## EXERCISE DIRECTIONS
All of the data should be restated exactly as it stands.

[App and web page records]
"""
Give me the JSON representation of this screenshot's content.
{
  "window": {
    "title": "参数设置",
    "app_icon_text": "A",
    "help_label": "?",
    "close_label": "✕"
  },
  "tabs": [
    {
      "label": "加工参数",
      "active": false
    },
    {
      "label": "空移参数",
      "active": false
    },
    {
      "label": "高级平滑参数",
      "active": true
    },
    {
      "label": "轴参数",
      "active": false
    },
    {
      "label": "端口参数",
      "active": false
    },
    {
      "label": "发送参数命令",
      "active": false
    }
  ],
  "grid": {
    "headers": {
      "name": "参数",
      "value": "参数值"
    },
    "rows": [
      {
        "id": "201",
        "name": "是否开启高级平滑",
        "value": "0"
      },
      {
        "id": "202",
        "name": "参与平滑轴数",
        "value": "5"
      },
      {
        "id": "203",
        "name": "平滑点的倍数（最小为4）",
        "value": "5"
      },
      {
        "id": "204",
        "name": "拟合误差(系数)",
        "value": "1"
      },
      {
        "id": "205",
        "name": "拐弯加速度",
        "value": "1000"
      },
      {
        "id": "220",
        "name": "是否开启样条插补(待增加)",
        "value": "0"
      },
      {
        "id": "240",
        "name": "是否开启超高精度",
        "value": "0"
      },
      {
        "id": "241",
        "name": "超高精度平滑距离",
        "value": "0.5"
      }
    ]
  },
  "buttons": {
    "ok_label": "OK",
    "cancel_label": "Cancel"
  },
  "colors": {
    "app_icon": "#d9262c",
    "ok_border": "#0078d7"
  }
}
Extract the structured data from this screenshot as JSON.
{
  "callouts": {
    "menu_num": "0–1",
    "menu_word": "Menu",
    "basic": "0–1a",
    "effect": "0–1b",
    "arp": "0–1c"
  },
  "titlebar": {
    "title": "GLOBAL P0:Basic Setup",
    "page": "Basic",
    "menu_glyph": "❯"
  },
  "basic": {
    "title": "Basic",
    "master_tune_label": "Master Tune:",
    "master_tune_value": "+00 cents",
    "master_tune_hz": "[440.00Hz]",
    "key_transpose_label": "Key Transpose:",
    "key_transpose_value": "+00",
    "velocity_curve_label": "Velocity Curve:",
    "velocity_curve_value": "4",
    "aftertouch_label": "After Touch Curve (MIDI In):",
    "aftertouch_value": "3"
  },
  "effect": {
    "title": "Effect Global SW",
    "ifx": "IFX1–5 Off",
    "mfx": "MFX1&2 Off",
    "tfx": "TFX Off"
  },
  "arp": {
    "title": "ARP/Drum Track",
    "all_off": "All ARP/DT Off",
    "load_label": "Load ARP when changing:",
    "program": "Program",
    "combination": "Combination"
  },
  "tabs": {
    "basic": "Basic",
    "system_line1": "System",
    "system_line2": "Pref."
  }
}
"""
## YOUR SOLUTION
Give me the JSON representation of this screenshot's content.
{
  "window": {
    "title": "参数设置",
    "app_icon_text": "A",
    "help_label": "?",
    "close_label": "✕"
  },
  "tabs": [
    {
      "label": "加工参数",
      "active": false
    },
    {
      "label": "空移参数",
      "active": false
    },
    {
      "label": "高级平滑参数",
      "active": true
    },
    {
      "label": "轴参数",
      "active": false
    },
    {
      "label": "端口参数",
      "active": false
    },
    {
      "label": "发送参数命令",
      "active": false
    }
  ],
  "grid": {
    "headers": {
      "name": "参数",
      "value": "参数值"
    },
    "rows": [
      {
        "id": "201",
        "name": "是否开启高级平滑",
        "value": "0"
      },
      {
        "id": "202",
        "name": "参与平滑轴数",
        "value": "5"
      },
      {
        "id": "203",
        "name": "平滑点的倍数（最小为4）",
        "value": "5"
      },
      {
        "id": "204",
        "name": "拟合误差(系数)",
        "value": "1"
      },
      {
        "id": "205",
        "name": "拐弯加速度",
        "value": "1000"
      },
      {
        "id": "220",
        "name": "是否开启样条插补(待增加)",
        "value": "0"
      },
      {
        "id": "240",
        "name": "是否开启超高精度",
        "value": "0"
      },
      {
        "id": "241",
        "name": "超高精度平滑距离",
        "value": "0.5"
      }
    ]
  },
  "buttons": {
    "ok_label": "OK",
    "cancel_label": "Cancel"
  },
  "colors": {
    "app_icon": "#d9262c",
    "ok_border": "#0078d7"
  }
}
Extract the structured data from this screenshot as JSON.
{
  "callouts": {
    "menu_num": "0–1",
    "menu_word": "Menu",
    "basic": "0–1a",
    "effect": "0–1b",
    "arp": "0–1c"
  },
  "titlebar": {
    "title": "GLOBAL P0:Basic Setup",
    "page": "Basic",
    "menu_glyph": "❯"
  },
  "basic": {
    "title": "Basic",
    "master_tune_label": "Master Tune:",
    "master_tune_value": "+00 cents",
    "master_tune_hz": "[440.00Hz]",
    "key_transpose_label": "Key Transpose:",
    "key_transpose_value": "+00",
    "velocity_curve_label": "Velocity Curve:",
    "velocity_curve_value": "4",
    "aftertouch_label": "After Touch Curve (MIDI In):",
    "aftertouch_value": "3"
  },
  "effect": {
    "title": "Effect Global SW",
    "ifx": "IFX1–5 Off",
    "mfx": "MFX1&2 Off",
    "tfx": "TFX Off"
  },
  "arp": {
    "title": "ARP/Drum Track",
    "all_off": "All ARP/DT Off",
    "load_label": "Load ARP when changing:",
    "program": "Program",
    "combination": "Combination"
  },
  "tabs": {
    "basic": "Basic",
    "system_line1": "System",
    "system_line2": "Pref."
  }
}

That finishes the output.